Task objective:
Find each line of the entries with the string "icon", please, and copy it.

Supplied records:

•••

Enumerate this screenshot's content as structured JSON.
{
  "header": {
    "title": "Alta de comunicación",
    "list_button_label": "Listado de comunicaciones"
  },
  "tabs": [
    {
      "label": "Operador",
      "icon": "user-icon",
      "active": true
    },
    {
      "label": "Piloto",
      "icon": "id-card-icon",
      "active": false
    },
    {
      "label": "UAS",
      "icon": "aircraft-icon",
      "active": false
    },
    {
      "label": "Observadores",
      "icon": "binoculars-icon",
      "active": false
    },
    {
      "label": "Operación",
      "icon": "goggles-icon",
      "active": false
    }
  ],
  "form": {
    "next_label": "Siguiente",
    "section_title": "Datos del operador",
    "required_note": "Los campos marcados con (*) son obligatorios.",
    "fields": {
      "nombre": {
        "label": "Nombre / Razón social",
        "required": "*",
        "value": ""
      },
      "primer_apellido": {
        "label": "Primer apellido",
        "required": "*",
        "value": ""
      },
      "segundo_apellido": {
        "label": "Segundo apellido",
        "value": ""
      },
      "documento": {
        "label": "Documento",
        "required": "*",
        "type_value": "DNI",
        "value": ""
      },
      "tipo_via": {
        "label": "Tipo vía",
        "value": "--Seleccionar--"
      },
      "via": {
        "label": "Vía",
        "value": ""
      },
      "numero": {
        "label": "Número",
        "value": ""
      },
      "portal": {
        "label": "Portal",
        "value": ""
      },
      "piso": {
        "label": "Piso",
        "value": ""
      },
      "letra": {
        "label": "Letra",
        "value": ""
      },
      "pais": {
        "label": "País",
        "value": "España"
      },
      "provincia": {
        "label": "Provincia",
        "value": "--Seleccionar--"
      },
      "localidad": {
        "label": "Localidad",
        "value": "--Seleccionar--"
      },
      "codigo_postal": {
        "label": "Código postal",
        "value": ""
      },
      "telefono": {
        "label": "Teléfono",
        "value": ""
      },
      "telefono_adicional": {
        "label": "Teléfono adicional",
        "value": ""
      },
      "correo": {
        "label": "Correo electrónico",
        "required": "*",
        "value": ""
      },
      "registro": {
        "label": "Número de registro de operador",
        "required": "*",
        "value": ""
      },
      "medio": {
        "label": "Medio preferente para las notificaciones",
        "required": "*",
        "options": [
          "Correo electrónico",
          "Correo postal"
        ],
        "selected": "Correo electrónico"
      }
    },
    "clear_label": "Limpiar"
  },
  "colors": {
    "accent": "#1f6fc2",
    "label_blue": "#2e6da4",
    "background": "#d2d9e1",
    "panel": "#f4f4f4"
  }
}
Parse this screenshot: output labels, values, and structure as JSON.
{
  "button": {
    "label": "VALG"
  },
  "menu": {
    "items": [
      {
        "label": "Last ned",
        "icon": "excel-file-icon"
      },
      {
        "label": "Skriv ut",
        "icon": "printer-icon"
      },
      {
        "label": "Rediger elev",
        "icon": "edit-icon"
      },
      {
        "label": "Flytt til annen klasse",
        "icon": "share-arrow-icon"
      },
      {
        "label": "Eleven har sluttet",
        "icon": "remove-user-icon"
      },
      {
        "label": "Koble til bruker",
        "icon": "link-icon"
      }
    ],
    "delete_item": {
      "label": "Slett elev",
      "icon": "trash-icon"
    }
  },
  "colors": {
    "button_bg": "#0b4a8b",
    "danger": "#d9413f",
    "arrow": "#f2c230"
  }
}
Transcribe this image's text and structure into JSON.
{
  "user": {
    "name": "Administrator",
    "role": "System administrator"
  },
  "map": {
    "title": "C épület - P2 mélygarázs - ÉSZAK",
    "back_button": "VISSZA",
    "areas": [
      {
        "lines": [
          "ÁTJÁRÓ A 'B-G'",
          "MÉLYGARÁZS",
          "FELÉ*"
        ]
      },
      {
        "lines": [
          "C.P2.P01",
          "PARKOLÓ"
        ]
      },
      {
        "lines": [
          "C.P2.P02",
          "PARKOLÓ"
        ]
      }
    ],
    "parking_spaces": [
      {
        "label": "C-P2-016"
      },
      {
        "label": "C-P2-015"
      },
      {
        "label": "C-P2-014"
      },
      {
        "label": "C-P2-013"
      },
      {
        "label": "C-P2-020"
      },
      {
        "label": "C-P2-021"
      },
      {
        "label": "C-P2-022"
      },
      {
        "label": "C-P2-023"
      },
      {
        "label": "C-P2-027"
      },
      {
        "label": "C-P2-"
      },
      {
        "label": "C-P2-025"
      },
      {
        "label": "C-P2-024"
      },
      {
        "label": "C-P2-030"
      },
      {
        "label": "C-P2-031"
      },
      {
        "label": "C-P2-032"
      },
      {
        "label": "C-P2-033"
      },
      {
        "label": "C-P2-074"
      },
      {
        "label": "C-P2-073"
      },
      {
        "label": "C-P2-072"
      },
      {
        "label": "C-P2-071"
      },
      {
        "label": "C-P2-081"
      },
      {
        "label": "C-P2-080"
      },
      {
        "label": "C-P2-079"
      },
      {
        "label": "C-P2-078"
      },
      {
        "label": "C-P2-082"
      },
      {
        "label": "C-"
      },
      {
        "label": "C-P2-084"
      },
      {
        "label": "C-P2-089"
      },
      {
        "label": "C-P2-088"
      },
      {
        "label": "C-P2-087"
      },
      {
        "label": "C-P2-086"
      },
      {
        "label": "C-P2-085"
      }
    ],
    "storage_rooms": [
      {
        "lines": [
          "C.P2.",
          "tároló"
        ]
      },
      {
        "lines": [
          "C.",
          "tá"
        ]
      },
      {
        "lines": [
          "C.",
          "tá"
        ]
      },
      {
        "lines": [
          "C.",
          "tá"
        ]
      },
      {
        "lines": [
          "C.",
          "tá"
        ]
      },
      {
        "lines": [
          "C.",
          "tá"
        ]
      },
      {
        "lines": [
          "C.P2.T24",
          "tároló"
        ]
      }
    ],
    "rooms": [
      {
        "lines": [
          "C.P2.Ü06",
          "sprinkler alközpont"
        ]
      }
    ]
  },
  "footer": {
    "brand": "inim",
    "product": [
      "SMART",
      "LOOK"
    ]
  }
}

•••

Solution for this problem:
      "icon": "user-icon",
      "icon": "id-card-icon",
      "icon": "aircraft-icon",
      "icon": "binoculars-icon",
      "icon": "goggles-icon",
        "icon": "excel-file-icon"
        "icon": "printer-icon"
        "icon": "edit-icon"
        "icon": "share-arrow-icon"
        "icon": "remove-user-icon"
        "icon": "link-icon"
      "icon": "trash-icon"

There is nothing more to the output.